“Nobody who aspires to be prime minister would set out the circumstances in which it would be used. That would be irresponsible, but it is there as part of a vital part of our defense, so of course we would have to be prepared to use it,” he said.

Britain has been a nuclear power since the 1950s, and both Labour and Conservative governments have consistently supported atomic weapons. Since the 1990s, Britain’s nuclear deterrent has consisted of four Royal Navy submarines armed with Trident missiles.

Starmer said a Labour government would build the four new nuclear submarines that the Conservatives have already committed to. He criticized the Conservatives for defense spending cuts that had given the U.K. “the smallest army since the time of Napoleon,” the French leader who fought Britain 200 years ago.

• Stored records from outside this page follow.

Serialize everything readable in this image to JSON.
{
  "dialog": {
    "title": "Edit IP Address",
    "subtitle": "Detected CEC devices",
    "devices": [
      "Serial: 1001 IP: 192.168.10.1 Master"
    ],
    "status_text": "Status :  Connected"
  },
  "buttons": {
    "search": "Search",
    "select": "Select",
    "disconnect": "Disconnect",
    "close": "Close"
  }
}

He said the world had entered “a new age of insecurity” and “national security is the most important issue of our times.”

The schism between pro- and anti-nuclear forces was long a fault-line in the Labour Party. It was Prime Minister Clement Attlee’s Labour government that developed atomic weapons in the years following World War II, making Britain the world’s third nuclear-armed state after the United States and the Soviet Union.

Starmer said his entire top team shared his commitment to the nuclear arsenal, even though several members, including deputy leader Angela Rayner and foreign affairs spokesman David Lammy, voted against renewing Trident in 2016.

He also pledged that a Labour government would increase defense spending to 2.5% of Gross Domestic Product, though he has not set a deadline. Prime Minister Rishi Sunak says his Conservatives will meet the target by 2030.

Defense Secretary Grant Shapps said Starmer had delivered “another empty speech.”

“By refusing to commit to 2.5% defense spending by 2030 he has been unable to show the clear and bold leadership this country needs in uncertain times,” Shapps said.

The Conservatives, who have been in office for 14 years, are trying to overcome a widespread sense that voters want change. On July 4 voters across the U.K. will elect lawmakers to fill all 650 seats in the House of Commons. The leader of the party that can command a Commons majority — either alone or in coalition — will become prime minister.

Short link: